··· Material provided

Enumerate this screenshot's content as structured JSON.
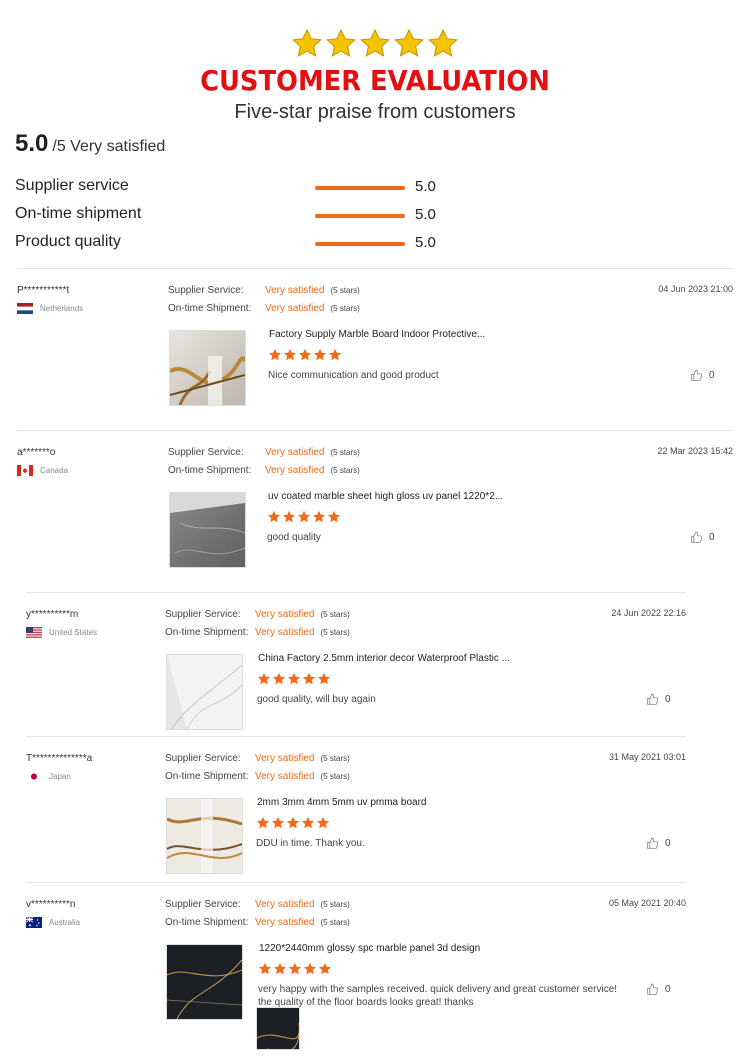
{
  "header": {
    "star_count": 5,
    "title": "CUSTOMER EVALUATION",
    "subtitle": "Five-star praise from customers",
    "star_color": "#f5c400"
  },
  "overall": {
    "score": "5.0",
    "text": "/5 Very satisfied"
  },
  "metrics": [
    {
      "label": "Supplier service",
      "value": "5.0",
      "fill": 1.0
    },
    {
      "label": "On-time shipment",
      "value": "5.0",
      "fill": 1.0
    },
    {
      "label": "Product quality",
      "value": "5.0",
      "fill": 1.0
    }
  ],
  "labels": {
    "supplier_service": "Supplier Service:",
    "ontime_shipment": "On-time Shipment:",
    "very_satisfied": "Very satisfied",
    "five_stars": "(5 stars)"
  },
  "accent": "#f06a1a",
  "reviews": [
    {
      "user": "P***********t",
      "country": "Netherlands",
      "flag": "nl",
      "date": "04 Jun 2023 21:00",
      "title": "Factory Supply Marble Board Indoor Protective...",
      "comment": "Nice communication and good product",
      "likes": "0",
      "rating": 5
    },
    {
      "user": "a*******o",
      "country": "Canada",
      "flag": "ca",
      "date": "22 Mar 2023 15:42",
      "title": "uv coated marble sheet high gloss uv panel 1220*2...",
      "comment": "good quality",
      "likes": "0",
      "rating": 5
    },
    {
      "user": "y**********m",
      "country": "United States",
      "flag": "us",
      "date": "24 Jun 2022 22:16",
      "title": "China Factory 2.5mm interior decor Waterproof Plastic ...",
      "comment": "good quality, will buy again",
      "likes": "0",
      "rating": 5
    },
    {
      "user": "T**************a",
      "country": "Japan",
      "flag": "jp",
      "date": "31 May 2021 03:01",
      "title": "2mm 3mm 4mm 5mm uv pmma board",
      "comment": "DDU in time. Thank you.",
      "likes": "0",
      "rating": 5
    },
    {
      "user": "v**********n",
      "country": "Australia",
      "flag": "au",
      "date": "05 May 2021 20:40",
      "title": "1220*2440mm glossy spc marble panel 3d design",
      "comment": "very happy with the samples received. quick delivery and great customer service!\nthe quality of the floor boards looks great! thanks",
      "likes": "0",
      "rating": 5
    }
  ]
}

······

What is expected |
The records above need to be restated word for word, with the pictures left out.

Response for this exercise |
Enumerate this screenshot's content as structured JSON.
{
  "header": {
    "star_count": 5,
    "title": "CUSTOMER EVALUATION",
    "subtitle": "Five-star praise from customers",
    "star_color": "#f5c400"
  },
  "overall": {
    "score": "5.0",
    "text": "/5 Very satisfied"
  },
  "metrics": [
    {
      "label": "Supplier service",
      "value": "5.0",
      "fill": 1.0
    },
    {
      "label": "On-time shipment",
      "value": "5.0",
      "fill": 1.0
    },
    {
      "label": "Product quality",
      "value": "5.0",
      "fill": 1.0
    }
  ],
  "labels": {
    "supplier_service": "Supplier Service:",
    "ontime_shipment": "On-time Shipment:",
    "very_satisfied": "Very satisfied",
    "five_stars": "(5 stars)"
  },
  "accent": "#f06a1a",
  "reviews": [
    {
      "user": "P***********t",
      "country": "Netherlands",
      "flag": "nl",
      "date": "04 Jun 2023 21:00",
      "title": "Factory Supply Marble Board Indoor Protective...",
      "comment": "Nice communication and good product",
      "likes": "0",
      "rating": 5
    },
    {
      "user": "a*******o",
      "country": "Canada",
      "flag": "ca",
      "date": "22 Mar 2023 15:42",
      "title": "uv coated marble sheet high gloss uv panel 1220*2...",
      "comment": "good quality",
      "likes": "0",
      "rating": 5
    },
    {
      "user": "y**********m",
      "country": "United States",
      "flag": "us",
      "date": "24 Jun 2022 22:16",
      "title": "China Factory 2.5mm interior decor Waterproof Plastic ...",
      "comment": "good quality, will buy again",
      "likes": "0",
      "rating": 5
    },
    {
      "user": "T**************a",
      "country": "Japan",
      "flag": "jp",
      "date": "31 May 2021 03:01",
      "title": "2mm 3mm 4mm 5mm uv pmma board",
      "comment": "DDU in time. Thank you.",
      "likes": "0",
      "rating": 5
    },
    {
      "user": "v**********n",
      "country": "Australia",
      "flag": "au",
      "date": "05 May 2021 20:40",
      "title": "1220*2440mm glossy spc marble panel 3d design",
      "comment": "very happy with the samples received. quick delivery and great customer service!\nthe quality of the floor boards looks great! thanks",
      "likes": "0",
      "rating": 5
    }
  ]
}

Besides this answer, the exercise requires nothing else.